Now Ernie Smith has taken a deep dive into dot-matrix printers and The Print Shop:

… in its original form, [The Print Shop] was an '80s-tastic program that redefined the parameters of print design into something that could literally be called child's play. Wanna make a greeting card? Follow these instructions, then print on your dot-matrix printer. Need a sign for your lemonade stand? No problem—you can even add a picture of the Easter Bunny on that sign, if you want. It was a bold redefinition of something that once required a whole boatload of specialized equipment.

The article is more about the business and legal ramifications of the article without capturing the user experience — which I'm happy to provide, as the Print Shop was a staple of my household. My three brothers and I used for everything from school essay cover sheets to birthday cards to banners. I remember campaigning for the elected position of seventh grade class treasurer using signs made in The Print Shop; when I defeated the most popular kid in the class in the election, he said it was because I did a better job advertising myself.

The vehicle by which The Print Shop outputted these creations was my family's ImageWriter II printer, complete with ink ribbons and pin-feed paper. Tearing the edges off the paper into long strips was practically an arts-and-crafts exercise, as they inevitably became loops, braids, and other figures.

But the time spent printing would occupy the computer, leaving it unavailable for other tasks. I remember when I discovered Quality Computers sold a 32K print buffer hardware accessory, I thought it was a ridiculous expense just to get back a few minutes of computer time. But as I discovered more that my Apple II could do and wanted to make the most of that time, it wasn't long before I decided the buffer was a worthwhile investment. Its installation coincided with my father having some computer issues, and conflating correlation with causation, he demanded I remove the buffer. I never did, and his unrelated issues eventually resolved themselves.

Printing

And let us note the role that desktop publishing (DTP) played in the development of Juiced.GS. Although the magazine was designed not in The Print Shop but in GraphicWriter III, an Apple IIGS program, early issues featured DTP heavily. Across six years and eleven issues, the late Dave Bennett penned a series creatively entitled "Desktop Publishing". And the final issue of Juiced.GS's first volume included M.H. "Buzz" Bester's hardware tutorial on ImageWriter maintenance.

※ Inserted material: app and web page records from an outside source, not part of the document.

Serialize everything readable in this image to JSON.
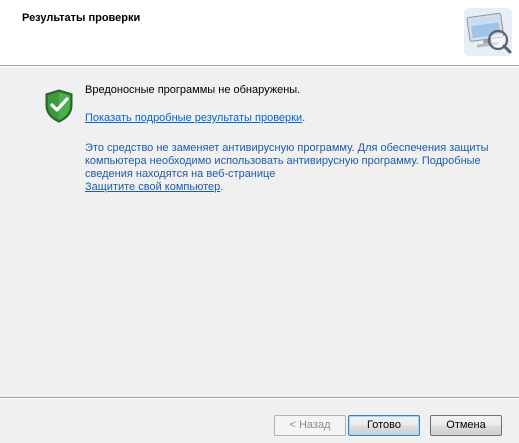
{
  "header": {
    "title": "Результаты проверки",
    "icon": "computer-scan-icon"
  },
  "main": {
    "status_icon": "shield-check-icon",
    "status_message": "Вредоносные программы не обнаружены.",
    "details_link": "Показать подробные результаты проверки",
    "details_suffix": ".",
    "info_text": "Это средство не заменяет антивирусную программу. Для обеспечения защиты компьютера необходимо использовать антивирусную программу. Подробные сведения находятся на веб-странице",
    "info_link": "Защитите свой компьютер",
    "info_suffix": "."
  },
  "footer": {
    "back_label": "< Назад",
    "done_label": "Готово",
    "cancel_label": "Отмена"
  },
  "colors": {
    "link": "#0066cc",
    "info_text": "#1e5ba8",
    "shield_green": "#2e9a2e"
  }
}
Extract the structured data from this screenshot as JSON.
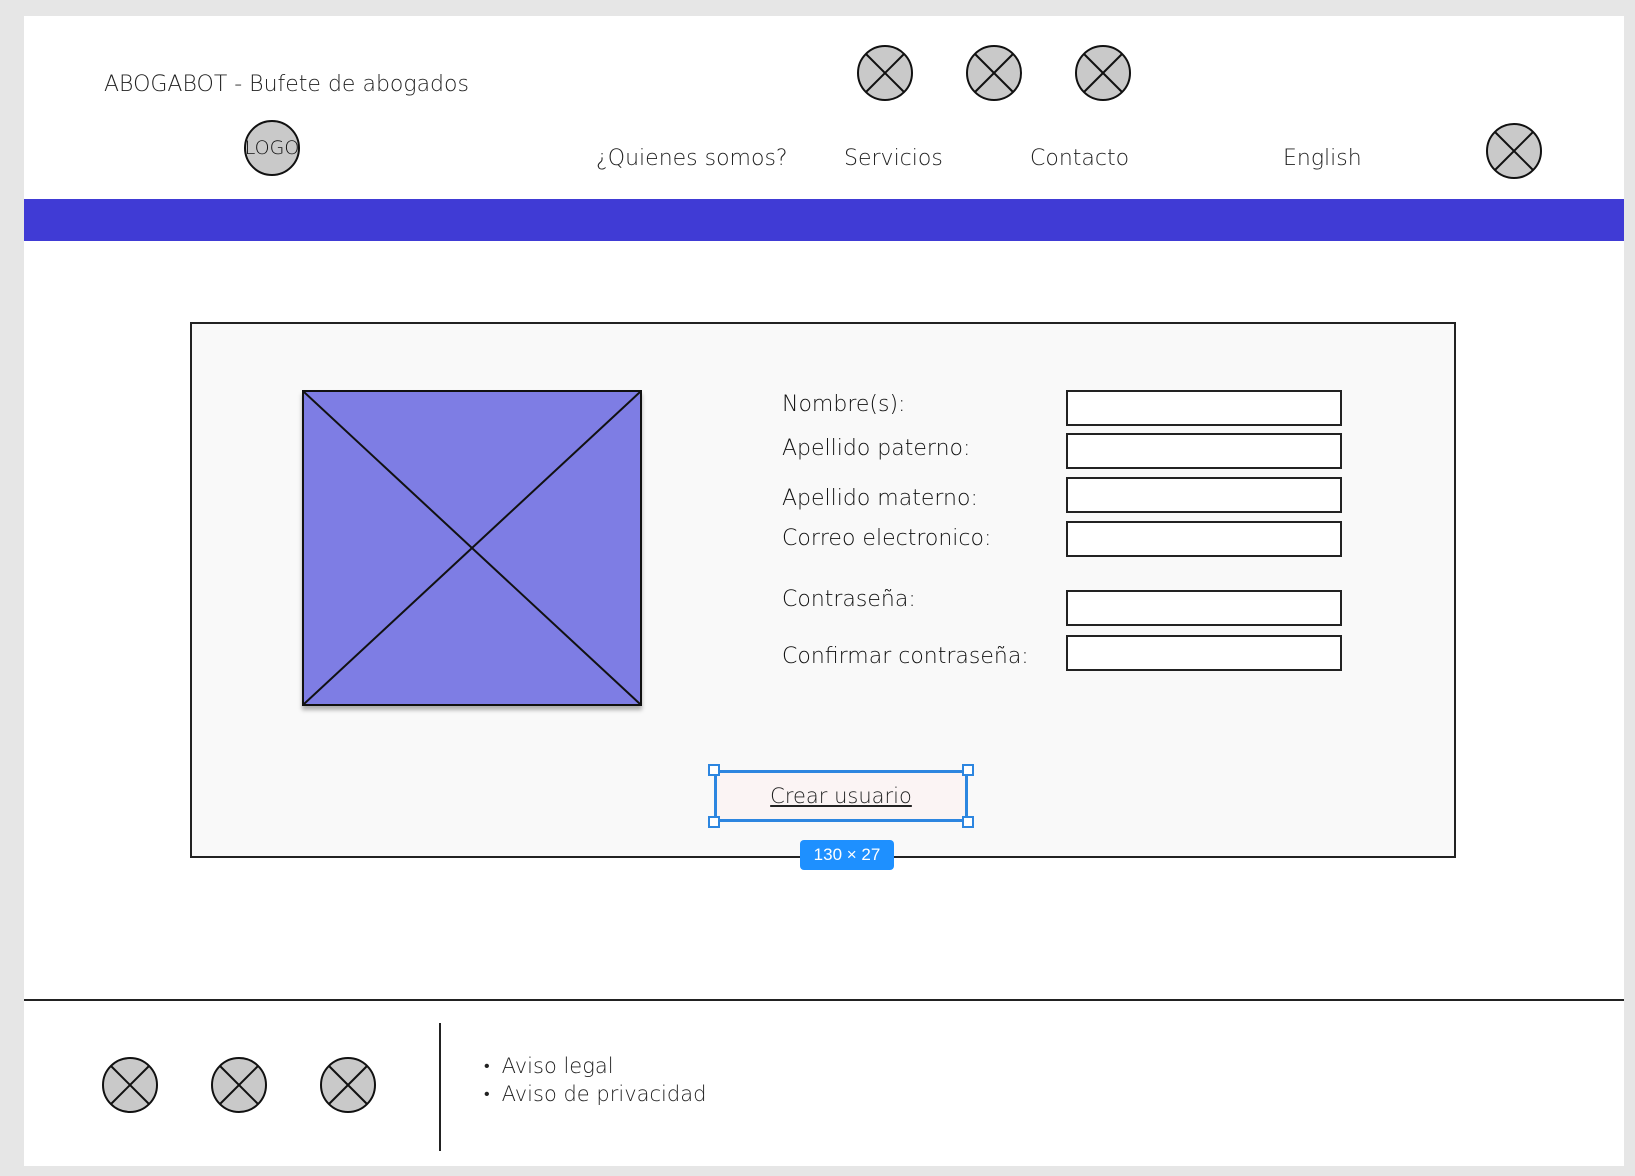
{
  "header": {
    "brand": "ABOGABOT - Bufete de abogados",
    "logo_text": "LOGO",
    "top_icons": [
      "placeholder-icon",
      "placeholder-icon",
      "placeholder-icon"
    ],
    "nav": [
      {
        "label": "¿Quienes somos?"
      },
      {
        "label": "Servicios"
      },
      {
        "label": "Contacto"
      },
      {
        "label": "English"
      }
    ],
    "band_color": "#403bd5"
  },
  "form": {
    "image_icon": "image-placeholder-icon",
    "fields": [
      {
        "label": "Nombre(s):",
        "value": ""
      },
      {
        "label": "Apellido paterno:",
        "value": ""
      },
      {
        "label": "Apellido materno:",
        "value": ""
      },
      {
        "label": "Correo electronico:",
        "value": ""
      },
      {
        "label": "Contraseña:",
        "value": ""
      },
      {
        "label": "Confirmar contraseña:",
        "value": ""
      }
    ],
    "submit_label": "Crear usuario",
    "selection_size": "130 × 27"
  },
  "footer": {
    "social_icons": [
      "placeholder-icon",
      "placeholder-icon",
      "placeholder-icon"
    ],
    "links": [
      "Aviso legal",
      "Aviso de privacidad"
    ]
  }
}
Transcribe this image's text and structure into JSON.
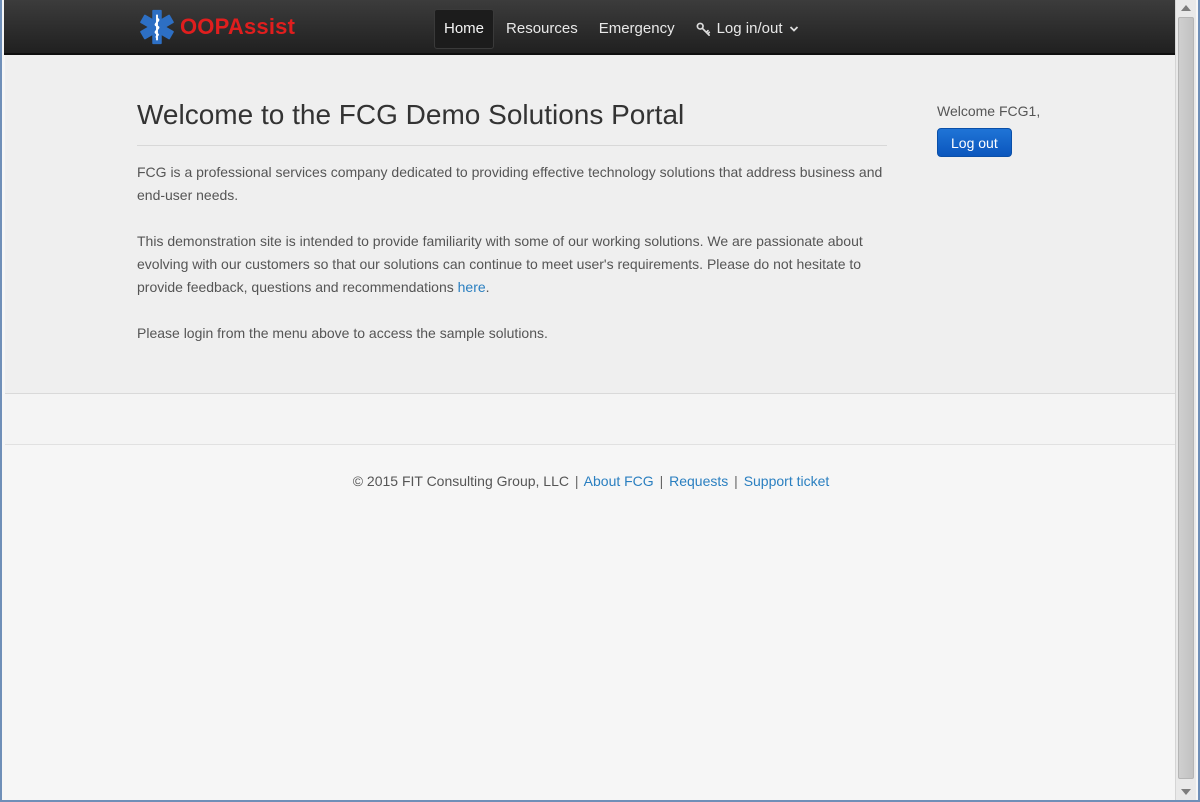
{
  "brand": {
    "name": "OOPAssist",
    "icon": "star-of-life-icon"
  },
  "nav": {
    "home": "Home",
    "resources": "Resources",
    "emergency": "Emergency",
    "login": "Log in/out",
    "login_icon": "key-icon",
    "dropdown_icon": "chevron-down-icon"
  },
  "main": {
    "title": "Welcome to the FCG Demo Solutions Portal",
    "para1": "FCG is a professional services company dedicated to providing effective technology solutions that address business and end-user needs.",
    "para2_text": "This demonstration site is intended to provide familiarity with some of our working solutions. We are passionate about evolving with our customers so that our solutions can continue to meet user's requirements.  Please do not hesitate to provide feedback, questions and recommendations ",
    "para2_link": "here",
    "para2_end": ".",
    "para3": "Please login from the menu above to access the sample solutions."
  },
  "sidebar": {
    "welcome": "Welcome FCG1,",
    "logout": "Log out"
  },
  "footer": {
    "copyright": "© 2015 FIT Consulting Group, LLC",
    "separator": "|",
    "about": "About FCG",
    "requests": "Requests",
    "support": "Support ticket"
  },
  "colors": {
    "brand_red": "#e01e1e",
    "link_blue": "#2a7fc0",
    "button_blue": "#0b56bd",
    "navbar_dark": "#2a2a2a"
  }
}
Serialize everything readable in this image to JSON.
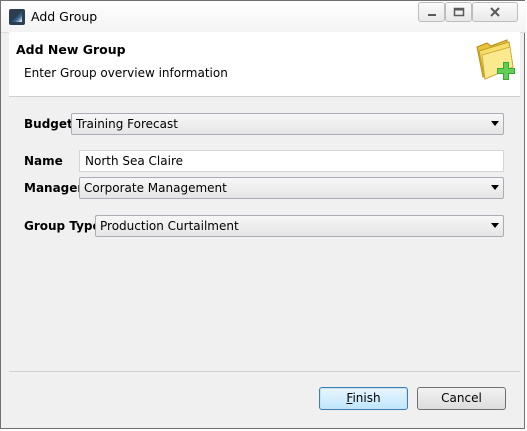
{
  "window": {
    "title": "Add Group"
  },
  "header": {
    "title": "Add New Group",
    "description": "Enter Group overview information",
    "icon": "folder-add-icon"
  },
  "form": {
    "budget": {
      "label": "Budget",
      "value": "Training Forecast"
    },
    "name": {
      "label": "Name",
      "value": "North Sea Claire"
    },
    "manager": {
      "label": "Manager",
      "value": "Corporate Management"
    },
    "group_type": {
      "label": "Group Type",
      "value": "Production Curtailment"
    }
  },
  "buttons": {
    "finish_first": "F",
    "finish_rest": "inish",
    "cancel": "Cancel"
  },
  "colors": {
    "accent": "#3c7fb1",
    "folder": "#f2d04b",
    "plus": "#3aa835"
  }
}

My thanks to Smith for taking a moment not only to investigate how The Print Shop evolved, but also for prompting me to revisit these moments. ImageWriter printouts may long be faded, but these memories never will.

(Hat tip to Javier Rivera)